A federal corrections officer works at a facility run by the U.S. Federal Bureau of Prisons (FBP). These facilities provide work and other self-improvement activities to help offenders become law-abiding citizens, explains the FBP official website. Corrections officers working for the FBP have significantly higher salaries than the average for corrections officers in other types of employment, according to the U.S. Bureau of Labor Statistics (BLS).
Federal corrections officers guard prisoners and maintain security measures to prevent fights and other disruptive episodes, as well as escapes. They enforce regulations of the facility and act as both supervisors and counselors of inmates, reports the FBP website. Correctional officers who work in receiving and discharge deal with all related paperwork, including legal documents.
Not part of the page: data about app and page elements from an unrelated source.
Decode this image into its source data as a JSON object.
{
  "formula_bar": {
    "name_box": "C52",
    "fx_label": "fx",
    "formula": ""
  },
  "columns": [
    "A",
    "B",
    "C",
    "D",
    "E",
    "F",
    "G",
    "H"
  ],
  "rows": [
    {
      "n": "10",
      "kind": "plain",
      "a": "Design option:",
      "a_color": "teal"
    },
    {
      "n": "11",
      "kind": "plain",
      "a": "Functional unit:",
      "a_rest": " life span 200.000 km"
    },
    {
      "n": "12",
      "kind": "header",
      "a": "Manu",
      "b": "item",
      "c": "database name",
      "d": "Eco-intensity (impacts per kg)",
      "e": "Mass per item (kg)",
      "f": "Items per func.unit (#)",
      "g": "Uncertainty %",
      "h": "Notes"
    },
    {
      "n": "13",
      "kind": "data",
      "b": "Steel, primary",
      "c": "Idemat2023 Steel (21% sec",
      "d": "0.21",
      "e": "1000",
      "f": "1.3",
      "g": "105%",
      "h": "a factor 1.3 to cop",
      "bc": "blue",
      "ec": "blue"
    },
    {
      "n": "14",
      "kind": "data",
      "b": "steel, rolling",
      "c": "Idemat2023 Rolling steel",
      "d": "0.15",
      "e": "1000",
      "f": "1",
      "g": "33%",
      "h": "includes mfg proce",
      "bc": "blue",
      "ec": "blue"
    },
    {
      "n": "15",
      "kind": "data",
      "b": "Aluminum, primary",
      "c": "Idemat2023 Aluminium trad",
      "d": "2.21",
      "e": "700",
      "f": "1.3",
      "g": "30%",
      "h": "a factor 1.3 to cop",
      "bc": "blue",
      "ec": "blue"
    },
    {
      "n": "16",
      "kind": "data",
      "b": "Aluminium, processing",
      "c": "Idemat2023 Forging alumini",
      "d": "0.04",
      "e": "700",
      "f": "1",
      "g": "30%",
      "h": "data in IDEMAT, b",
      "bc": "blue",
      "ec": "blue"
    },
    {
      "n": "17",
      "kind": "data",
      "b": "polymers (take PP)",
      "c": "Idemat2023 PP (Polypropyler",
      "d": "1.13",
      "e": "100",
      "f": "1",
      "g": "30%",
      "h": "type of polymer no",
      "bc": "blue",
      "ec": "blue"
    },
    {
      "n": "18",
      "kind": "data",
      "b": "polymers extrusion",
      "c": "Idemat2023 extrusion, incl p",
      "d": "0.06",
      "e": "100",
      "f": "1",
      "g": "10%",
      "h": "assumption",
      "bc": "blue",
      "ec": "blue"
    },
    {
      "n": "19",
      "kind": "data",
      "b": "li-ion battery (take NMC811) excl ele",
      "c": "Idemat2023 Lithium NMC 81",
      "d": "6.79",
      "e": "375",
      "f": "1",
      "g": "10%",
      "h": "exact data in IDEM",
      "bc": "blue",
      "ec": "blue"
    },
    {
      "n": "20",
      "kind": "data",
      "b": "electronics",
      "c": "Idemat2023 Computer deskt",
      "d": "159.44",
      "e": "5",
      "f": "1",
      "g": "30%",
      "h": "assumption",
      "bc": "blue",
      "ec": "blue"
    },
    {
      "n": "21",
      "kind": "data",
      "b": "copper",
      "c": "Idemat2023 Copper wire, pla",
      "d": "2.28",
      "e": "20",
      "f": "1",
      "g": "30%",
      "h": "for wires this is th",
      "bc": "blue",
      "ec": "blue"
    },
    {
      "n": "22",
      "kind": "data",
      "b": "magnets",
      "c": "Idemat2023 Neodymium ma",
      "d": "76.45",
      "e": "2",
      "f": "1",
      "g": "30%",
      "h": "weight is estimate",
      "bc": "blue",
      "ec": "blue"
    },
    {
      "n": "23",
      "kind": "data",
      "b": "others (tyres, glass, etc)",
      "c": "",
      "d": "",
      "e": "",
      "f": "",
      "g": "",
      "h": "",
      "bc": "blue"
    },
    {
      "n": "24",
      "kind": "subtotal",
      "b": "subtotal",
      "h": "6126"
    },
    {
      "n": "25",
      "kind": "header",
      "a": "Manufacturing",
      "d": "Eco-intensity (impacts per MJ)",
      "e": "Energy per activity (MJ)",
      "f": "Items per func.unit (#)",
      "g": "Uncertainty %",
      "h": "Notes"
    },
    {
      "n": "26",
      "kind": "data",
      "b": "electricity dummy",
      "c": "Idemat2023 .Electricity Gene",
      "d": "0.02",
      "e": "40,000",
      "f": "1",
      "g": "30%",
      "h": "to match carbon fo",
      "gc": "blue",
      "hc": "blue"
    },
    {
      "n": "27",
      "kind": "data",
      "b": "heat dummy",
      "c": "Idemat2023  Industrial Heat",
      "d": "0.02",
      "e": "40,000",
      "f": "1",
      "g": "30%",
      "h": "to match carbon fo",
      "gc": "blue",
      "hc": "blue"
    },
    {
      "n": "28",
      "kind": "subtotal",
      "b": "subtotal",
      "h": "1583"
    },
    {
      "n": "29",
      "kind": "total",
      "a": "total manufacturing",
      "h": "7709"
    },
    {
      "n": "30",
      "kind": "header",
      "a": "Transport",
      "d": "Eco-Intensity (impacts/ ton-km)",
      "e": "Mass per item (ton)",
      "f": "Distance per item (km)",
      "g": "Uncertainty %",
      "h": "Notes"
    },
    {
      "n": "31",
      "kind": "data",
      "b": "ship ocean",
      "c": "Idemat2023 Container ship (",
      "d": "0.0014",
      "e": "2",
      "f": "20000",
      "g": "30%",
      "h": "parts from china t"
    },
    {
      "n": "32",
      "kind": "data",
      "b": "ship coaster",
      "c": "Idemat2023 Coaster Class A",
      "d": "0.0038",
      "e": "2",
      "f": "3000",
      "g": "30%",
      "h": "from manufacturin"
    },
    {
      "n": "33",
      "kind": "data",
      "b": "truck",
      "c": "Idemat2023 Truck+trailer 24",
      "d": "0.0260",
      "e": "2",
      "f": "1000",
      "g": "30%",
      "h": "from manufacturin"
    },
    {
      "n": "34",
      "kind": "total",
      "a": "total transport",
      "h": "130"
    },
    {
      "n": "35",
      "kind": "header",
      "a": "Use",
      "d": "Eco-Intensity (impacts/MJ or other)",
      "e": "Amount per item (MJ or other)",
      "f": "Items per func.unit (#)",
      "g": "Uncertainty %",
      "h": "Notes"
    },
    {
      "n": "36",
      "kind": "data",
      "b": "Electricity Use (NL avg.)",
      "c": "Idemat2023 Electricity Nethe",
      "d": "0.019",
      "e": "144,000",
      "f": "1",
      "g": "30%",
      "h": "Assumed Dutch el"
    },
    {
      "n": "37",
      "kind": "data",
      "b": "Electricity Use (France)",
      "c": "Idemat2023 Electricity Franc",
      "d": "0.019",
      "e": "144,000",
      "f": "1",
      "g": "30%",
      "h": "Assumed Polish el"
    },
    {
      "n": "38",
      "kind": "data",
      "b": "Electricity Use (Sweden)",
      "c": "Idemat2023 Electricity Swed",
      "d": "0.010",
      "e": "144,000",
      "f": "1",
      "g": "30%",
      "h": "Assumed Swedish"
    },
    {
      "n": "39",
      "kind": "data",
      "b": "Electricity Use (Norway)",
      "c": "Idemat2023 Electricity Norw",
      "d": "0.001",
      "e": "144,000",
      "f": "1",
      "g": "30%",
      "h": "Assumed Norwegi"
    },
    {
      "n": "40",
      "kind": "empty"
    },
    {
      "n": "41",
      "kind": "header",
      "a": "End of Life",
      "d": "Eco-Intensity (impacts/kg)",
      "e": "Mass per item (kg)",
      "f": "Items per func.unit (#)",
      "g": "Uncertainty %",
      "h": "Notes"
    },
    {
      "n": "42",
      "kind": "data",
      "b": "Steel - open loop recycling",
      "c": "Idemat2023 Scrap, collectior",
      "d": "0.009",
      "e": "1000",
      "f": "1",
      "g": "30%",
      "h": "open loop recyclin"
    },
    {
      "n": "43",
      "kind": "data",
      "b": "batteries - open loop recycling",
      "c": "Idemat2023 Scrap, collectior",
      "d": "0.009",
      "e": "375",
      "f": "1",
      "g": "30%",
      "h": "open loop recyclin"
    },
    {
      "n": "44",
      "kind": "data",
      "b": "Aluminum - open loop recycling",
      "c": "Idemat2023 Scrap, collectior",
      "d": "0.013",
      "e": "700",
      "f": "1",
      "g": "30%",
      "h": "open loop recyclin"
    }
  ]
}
Education and Training
According to the FBP, candidates for entry-level positions must have completed a four-year course of study in any field leading to a bachelor's degree from an accredited school, or possess a bachelor's degree, or have the equivalent of at least three years of full-time experience in certain activities. This experience can include providing guidance and direction, counseling, supervising or managing, teaching, responding to emergencies or selling products or services on commission. New federal corrections officers must complete 320 hours of training.
The average salary for all corrections officers as of May 2009 was $20.50 per hour, or $42,600 per year, according to the BLS. Average annual salaries in local government facilities were about $41,400 and in state government $43,700. The bottom 25 percent of all correctional officers earn less than $31,200 per year. Those working for the federal government, in contrast, were earning an average of $25.15 per hour, or $52,300 per year. Open job listings at the FBP show salaries from $43,000 to $64,000, and supervisory positions from $57,000 to $106,000.
Corrections officers receive health insurance, paid vacations and holidays and a company-matched retirement plan. They also receive uniforms or a clothing stipend to purchase uniforms. Federal corrections officers can take full retirement at age 50 if they have completed 20 years of employment with the Bureau, or at any age after they complete 25 years of service.